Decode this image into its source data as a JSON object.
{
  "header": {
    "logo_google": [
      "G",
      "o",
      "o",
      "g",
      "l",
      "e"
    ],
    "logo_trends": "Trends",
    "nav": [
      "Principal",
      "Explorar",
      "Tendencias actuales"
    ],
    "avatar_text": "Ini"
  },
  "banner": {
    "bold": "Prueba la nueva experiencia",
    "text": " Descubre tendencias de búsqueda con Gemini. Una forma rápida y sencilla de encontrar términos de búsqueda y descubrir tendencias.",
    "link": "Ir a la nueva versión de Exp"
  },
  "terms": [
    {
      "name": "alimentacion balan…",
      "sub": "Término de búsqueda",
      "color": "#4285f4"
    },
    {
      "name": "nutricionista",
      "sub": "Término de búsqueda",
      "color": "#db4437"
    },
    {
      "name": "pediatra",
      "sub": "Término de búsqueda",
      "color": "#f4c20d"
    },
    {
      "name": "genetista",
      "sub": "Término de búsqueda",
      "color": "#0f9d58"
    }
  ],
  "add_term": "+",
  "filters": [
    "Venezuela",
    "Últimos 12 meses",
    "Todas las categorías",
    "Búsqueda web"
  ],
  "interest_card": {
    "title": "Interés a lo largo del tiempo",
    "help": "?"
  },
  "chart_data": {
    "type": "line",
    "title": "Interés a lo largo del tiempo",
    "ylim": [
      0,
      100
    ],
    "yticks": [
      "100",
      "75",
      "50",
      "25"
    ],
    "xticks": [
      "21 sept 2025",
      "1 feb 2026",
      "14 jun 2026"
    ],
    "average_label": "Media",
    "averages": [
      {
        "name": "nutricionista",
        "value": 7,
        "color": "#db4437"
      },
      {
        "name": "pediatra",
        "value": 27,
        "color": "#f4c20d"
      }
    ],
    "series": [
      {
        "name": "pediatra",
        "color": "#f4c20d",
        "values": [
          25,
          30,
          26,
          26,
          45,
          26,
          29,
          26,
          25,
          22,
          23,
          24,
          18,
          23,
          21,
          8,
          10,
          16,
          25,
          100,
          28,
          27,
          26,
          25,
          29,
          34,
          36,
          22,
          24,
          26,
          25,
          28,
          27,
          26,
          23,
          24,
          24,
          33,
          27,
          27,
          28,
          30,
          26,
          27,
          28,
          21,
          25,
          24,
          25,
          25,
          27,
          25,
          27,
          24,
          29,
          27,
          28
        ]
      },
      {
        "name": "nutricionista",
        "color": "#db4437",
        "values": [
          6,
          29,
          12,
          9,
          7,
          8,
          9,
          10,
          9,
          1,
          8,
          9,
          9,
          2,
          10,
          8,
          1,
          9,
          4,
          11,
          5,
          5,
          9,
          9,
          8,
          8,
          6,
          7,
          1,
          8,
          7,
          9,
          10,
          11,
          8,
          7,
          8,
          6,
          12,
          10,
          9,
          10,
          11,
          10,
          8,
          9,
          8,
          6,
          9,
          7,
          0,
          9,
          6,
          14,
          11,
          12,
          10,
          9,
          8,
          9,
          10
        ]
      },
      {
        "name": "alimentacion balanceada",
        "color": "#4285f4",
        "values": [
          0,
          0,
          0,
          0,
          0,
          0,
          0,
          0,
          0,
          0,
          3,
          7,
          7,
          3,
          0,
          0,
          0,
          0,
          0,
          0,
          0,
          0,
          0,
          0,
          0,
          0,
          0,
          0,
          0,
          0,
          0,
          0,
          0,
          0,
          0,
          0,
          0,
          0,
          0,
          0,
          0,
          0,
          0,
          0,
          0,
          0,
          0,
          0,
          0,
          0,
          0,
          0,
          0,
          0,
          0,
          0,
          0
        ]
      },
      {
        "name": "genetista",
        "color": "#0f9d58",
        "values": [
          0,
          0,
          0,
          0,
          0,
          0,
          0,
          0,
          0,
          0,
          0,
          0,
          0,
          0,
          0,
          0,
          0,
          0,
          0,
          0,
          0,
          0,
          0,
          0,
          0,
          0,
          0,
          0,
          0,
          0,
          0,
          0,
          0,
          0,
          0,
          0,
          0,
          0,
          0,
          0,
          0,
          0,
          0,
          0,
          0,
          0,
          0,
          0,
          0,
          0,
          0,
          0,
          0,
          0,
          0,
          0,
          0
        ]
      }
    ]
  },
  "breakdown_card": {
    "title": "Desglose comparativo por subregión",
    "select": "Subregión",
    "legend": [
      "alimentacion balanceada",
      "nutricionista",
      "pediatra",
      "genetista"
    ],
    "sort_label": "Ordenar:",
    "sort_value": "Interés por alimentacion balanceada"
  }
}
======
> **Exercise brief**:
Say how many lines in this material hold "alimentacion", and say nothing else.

> **Your response**:
4